Dataset:
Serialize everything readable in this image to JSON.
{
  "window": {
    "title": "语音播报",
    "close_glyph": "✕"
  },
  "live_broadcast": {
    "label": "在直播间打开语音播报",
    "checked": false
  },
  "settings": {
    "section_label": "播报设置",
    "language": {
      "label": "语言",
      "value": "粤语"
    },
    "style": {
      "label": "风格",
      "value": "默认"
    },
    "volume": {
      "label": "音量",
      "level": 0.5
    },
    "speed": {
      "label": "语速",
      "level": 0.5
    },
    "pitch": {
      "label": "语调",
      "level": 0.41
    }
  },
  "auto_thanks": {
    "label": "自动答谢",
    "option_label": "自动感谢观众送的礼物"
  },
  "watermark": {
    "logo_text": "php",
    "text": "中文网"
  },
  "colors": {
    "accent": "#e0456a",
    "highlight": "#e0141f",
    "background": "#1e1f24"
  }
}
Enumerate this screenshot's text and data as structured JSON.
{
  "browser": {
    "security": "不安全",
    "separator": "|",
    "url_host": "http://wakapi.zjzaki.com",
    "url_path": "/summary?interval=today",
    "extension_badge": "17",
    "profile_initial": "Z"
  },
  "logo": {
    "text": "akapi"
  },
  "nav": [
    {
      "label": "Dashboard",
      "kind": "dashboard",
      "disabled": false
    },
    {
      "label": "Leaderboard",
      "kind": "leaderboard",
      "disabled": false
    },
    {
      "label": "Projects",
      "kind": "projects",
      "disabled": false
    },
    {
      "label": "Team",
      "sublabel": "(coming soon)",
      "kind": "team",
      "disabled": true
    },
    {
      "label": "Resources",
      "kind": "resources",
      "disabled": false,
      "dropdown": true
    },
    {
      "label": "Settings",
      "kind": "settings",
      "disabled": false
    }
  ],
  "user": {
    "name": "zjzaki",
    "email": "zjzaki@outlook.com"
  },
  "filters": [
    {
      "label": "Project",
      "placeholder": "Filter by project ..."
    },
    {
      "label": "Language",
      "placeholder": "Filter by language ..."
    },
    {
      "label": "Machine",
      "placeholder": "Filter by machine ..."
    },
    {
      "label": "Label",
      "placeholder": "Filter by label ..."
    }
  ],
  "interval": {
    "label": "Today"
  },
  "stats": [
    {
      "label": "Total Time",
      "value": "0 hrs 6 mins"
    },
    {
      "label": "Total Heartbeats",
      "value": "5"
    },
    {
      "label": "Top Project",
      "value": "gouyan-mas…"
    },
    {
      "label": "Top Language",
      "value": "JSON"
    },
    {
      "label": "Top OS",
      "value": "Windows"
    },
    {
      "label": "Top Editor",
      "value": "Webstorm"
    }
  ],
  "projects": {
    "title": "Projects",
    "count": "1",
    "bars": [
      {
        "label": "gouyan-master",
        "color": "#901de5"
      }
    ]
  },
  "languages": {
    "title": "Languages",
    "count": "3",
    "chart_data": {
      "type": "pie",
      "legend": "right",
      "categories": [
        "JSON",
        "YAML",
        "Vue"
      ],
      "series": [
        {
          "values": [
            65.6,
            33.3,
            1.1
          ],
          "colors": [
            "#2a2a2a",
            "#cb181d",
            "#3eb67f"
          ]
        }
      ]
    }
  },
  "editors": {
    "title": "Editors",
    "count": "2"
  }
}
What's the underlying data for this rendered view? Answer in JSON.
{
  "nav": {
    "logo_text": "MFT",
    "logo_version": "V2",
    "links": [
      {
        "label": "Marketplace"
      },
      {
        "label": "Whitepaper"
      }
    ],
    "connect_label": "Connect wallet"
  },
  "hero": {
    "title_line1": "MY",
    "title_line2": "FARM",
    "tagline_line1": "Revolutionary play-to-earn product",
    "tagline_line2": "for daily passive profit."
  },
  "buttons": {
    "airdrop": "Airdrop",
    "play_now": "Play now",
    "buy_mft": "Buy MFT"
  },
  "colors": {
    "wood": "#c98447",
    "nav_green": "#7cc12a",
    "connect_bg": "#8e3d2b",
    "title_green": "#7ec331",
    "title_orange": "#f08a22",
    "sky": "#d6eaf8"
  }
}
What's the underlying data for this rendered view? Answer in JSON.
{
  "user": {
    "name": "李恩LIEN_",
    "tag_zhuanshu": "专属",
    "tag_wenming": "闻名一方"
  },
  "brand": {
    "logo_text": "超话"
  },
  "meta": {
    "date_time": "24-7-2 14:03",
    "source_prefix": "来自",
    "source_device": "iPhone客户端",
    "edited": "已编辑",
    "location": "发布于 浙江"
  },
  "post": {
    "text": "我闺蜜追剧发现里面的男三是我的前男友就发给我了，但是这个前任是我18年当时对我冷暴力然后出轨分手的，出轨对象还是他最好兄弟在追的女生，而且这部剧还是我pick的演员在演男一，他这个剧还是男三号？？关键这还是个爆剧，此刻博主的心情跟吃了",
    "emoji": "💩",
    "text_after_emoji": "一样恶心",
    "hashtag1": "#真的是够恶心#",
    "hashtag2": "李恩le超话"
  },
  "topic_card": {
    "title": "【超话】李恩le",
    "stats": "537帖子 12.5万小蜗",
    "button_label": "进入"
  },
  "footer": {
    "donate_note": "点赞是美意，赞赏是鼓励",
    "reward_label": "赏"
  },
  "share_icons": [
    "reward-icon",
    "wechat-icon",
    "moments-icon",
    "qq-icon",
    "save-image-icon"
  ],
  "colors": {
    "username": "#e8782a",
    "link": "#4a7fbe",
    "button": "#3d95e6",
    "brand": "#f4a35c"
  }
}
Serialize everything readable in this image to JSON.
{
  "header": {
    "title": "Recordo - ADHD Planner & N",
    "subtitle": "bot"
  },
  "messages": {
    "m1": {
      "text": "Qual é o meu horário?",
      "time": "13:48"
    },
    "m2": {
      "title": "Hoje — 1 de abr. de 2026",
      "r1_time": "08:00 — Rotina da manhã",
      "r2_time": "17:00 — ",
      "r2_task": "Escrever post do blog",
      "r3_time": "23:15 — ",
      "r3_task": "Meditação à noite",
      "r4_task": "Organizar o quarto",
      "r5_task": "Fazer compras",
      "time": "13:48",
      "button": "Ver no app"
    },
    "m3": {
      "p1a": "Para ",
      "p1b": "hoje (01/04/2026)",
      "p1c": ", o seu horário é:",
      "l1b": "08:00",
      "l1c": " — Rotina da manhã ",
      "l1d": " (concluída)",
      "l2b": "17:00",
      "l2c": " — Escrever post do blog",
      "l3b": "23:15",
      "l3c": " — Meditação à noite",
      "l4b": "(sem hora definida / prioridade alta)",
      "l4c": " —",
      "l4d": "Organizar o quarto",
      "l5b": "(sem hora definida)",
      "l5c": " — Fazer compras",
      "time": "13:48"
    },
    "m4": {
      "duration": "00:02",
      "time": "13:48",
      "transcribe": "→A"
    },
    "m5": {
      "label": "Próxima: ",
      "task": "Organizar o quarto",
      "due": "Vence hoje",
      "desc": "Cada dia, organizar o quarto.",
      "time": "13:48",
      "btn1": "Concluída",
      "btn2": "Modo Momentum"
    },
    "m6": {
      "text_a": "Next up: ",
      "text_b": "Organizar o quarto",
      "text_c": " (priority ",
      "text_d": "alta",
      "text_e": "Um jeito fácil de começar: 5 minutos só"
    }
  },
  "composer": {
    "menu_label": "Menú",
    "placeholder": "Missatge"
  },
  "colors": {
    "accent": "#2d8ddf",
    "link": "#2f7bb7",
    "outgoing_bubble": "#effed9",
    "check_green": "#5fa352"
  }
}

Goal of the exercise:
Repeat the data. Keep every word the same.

Result for this task:
Serialize everything readable in this image to JSON.
{
  "window": {
    "title": "语音播报",
    "close_glyph": "✕"
  },
  "live_broadcast": {
    "label": "在直播间打开语音播报",
    "checked": false
  },
  "settings": {
    "section_label": "播报设置",
    "language": {
      "label": "语言",
      "value": "粤语"
    },
    "style": {
      "label": "风格",
      "value": "默认"
    },
    "volume": {
      "label": "音量",
      "level": 0.5
    },
    "speed": {
      "label": "语速",
      "level": 0.5
    },
    "pitch": {
      "label": "语调",
      "level": 0.41
    }
  },
  "auto_thanks": {
    "label": "自动答谢",
    "option_label": "自动感谢观众送的礼物"
  },
  "watermark": {
    "logo_text": "php",
    "text": "中文网"
  },
  "colors": {
    "accent": "#e0456a",
    "highlight": "#e0141f",
    "background": "#1e1f24"
  }
}
Enumerate this screenshot's text and data as structured JSON.
{
  "browser": {
    "security": "不安全",
    "separator": "|",
    "url_host": "http://wakapi.zjzaki.com",
    "url_path": "/summary?interval=today",
    "extension_badge": "17",
    "profile_initial": "Z"
  },
  "logo": {
    "text": "akapi"
  },
  "nav": [
    {
      "label": "Dashboard",
      "kind": "dashboard",
      "disabled": false
    },
    {
      "label": "Leaderboard",
      "kind": "leaderboard",
      "disabled": false
    },
    {
      "label": "Projects",
      "kind": "projects",
      "disabled": false
    },
    {
      "label": "Team",
      "sublabel": "(coming soon)",
      "kind": "team",
      "disabled": true
    },
    {
      "label": "Resources",
      "kind": "resources",
      "disabled": false,
      "dropdown": true
    },
    {
      "label": "Settings",
      "kind": "settings",
      "disabled": false
    }
  ],
  "user": {
    "name": "zjzaki",
    "email": "zjzaki@outlook.com"
  },
  "filters": [
    {
      "label": "Project",
      "placeholder": "Filter by project ..."
    },
    {
      "label": "Language",
      "placeholder": "Filter by language ..."
    },
    {
      "label": "Machine",
      "placeholder": "Filter by machine ..."
    },
    {
      "label": "Label",
      "placeholder": "Filter by label ..."
    }
  ],
  "interval": {
    "label": "Today"
  },
  "stats": [
    {
      "label": "Total Time",
      "value": "0 hrs 6 mins"
    },
    {
      "label": "Total Heartbeats",
      "value": "5"
    },
    {
      "label": "Top Project",
      "value": "gouyan-mas…"
    },
    {
      "label": "Top Language",
      "value": "JSON"
    },
    {
      "label": "Top OS",
      "value": "Windows"
    },
    {
      "label": "Top Editor",
      "value": "Webstorm"
    }
  ],
  "projects": {
    "title": "Projects",
    "count": "1",
    "bars": [
      {
        "label": "gouyan-master",
        "color": "#901de5"
      }
    ]
  },
  "languages": {
    "title": "Languages",
    "count": "3",
    "chart_data": {
      "type": "pie",
      "legend": "right",
      "categories": [
        "JSON",
        "YAML",
        "Vue"
      ],
      "series": [
        {
          "values": [
            65.6,
            33.3,
            1.1
          ],
          "colors": [
            "#2a2a2a",
            "#cb181d",
            "#3eb67f"
          ]
        }
      ]
    }
  },
  "editors": {
    "title": "Editors",
    "count": "2"
  }
}
What's the underlying data for this rendered view? Answer in JSON.
{
  "nav": {
    "logo_text": "MFT",
    "logo_version": "V2",
    "links": [
      {
        "label": "Marketplace"
      },
      {
        "label": "Whitepaper"
      }
    ],
    "connect_label": "Connect wallet"
  },
  "hero": {
    "title_line1": "MY",
    "title_line2": "FARM",
    "tagline_line1": "Revolutionary play-to-earn product",
    "tagline_line2": "for daily passive profit."
  },
  "buttons": {
    "airdrop": "Airdrop",
    "play_now": "Play now",
    "buy_mft": "Buy MFT"
  },
  "colors": {
    "wood": "#c98447",
    "nav_green": "#7cc12a",
    "connect_bg": "#8e3d2b",
    "title_green": "#7ec331",
    "title_orange": "#f08a22",
    "sky": "#d6eaf8"
  }
}
What's the underlying data for this rendered view? Answer in JSON.
{
  "user": {
    "name": "李恩LIEN_",
    "tag_zhuanshu": "专属",
    "tag_wenming": "闻名一方"
  },
  "brand": {
    "logo_text": "超话"
  },
  "meta": {
    "date_time": "24-7-2 14:03",
    "source_prefix": "来自",
    "source_device": "iPhone客户端",
    "edited": "已编辑",
    "location": "发布于 浙江"
  },
  "post": {
    "text": "我闺蜜追剧发现里面的男三是我的前男友就发给我了，但是这个前任是我18年当时对我冷暴力然后出轨分手的，出轨对象还是他最好兄弟在追的女生，而且这部剧还是我pick的演员在演男一，他这个剧还是男三号？？关键这还是个爆剧，此刻博主的心情跟吃了",
    "emoji": "💩",
    "text_after_emoji": "一样恶心",
    "hashtag1": "#真的是够恶心#",
    "hashtag2": "李恩le超话"
  },
  "topic_card": {
    "title": "【超话】李恩le",
    "stats": "537帖子 12.5万小蜗",
    "button_label": "进入"
  },
  "footer": {
    "donate_note": "点赞是美意，赞赏是鼓励",
    "reward_label": "赏"
  },
  "share_icons": [
    "reward-icon",
    "wechat-icon",
    "moments-icon",
    "qq-icon",
    "save-image-icon"
  ],
  "colors": {
    "username": "#e8782a",
    "link": "#4a7fbe",
    "button": "#3d95e6",
    "brand": "#f4a35c"
  }
}
Serialize everything readable in this image to JSON.
{
  "header": {
    "title": "Recordo - ADHD Planner & N",
    "subtitle": "bot"
  },
  "messages": {
    "m1": {
      "text": "Qual é o meu horário?",
      "time": "13:48"
    },
    "m2": {
      "title": "Hoje — 1 de abr. de 2026",
      "r1_time": "08:00 — Rotina da manhã",
      "r2_time": "17:00 — ",
      "r2_task": "Escrever post do blog",
      "r3_time": "23:15 — ",
      "r3_task": "Meditação à noite",
      "r4_task": "Organizar o quarto",
      "r5_task": "Fazer compras",
      "time": "13:48",
      "button": "Ver no app"
    },
    "m3": {
      "p1a": "Para ",
      "p1b": "hoje (01/04/2026)",
      "p1c": ", o seu horário é:",
      "l1b": "08:00",
      "l1c": " — Rotina da manhã ",
      "l1d": " (concluída)",
      "l2b": "17:00",
      "l2c": " — Escrever post do blog",
      "l3b": "23:15",
      "l3c": " — Meditação à noite",
      "l4b": "(sem hora definida / prioridade alta)",
      "l4c": " —",
      "l4d": "Organizar o quarto",
      "l5b": "(sem hora definida)",
      "l5c": " — Fazer compras",
      "time": "13:48"
    },
    "m4": {
      "duration": "00:02",
      "time": "13:48",
      "transcribe": "→A"
    },
    "m5": {
      "label": "Próxima: ",
      "task": "Organizar o quarto",
      "due": "Vence hoje",
      "desc": "Cada dia, organizar o quarto.",
      "time": "13:48",
      "btn1": "Concluída",
      "btn2": "Modo Momentum"
    },
    "m6": {
      "text_a": "Next up: ",
      "text_b": "Organizar o quarto",
      "text_c": " (priority ",
      "text_d": "alta",
      "text_e": "Um jeito fácil de começar: 5 minutos só"
    }
  },
  "composer": {
    "menu_label": "Menú",
    "placeholder": "Missatge"
  },
  "colors": {
    "accent": "#2d8ddf",
    "link": "#2f7bb7",
    "outgoing_bubble": "#effed9",
    "check_green": "#5fa352"
  }
}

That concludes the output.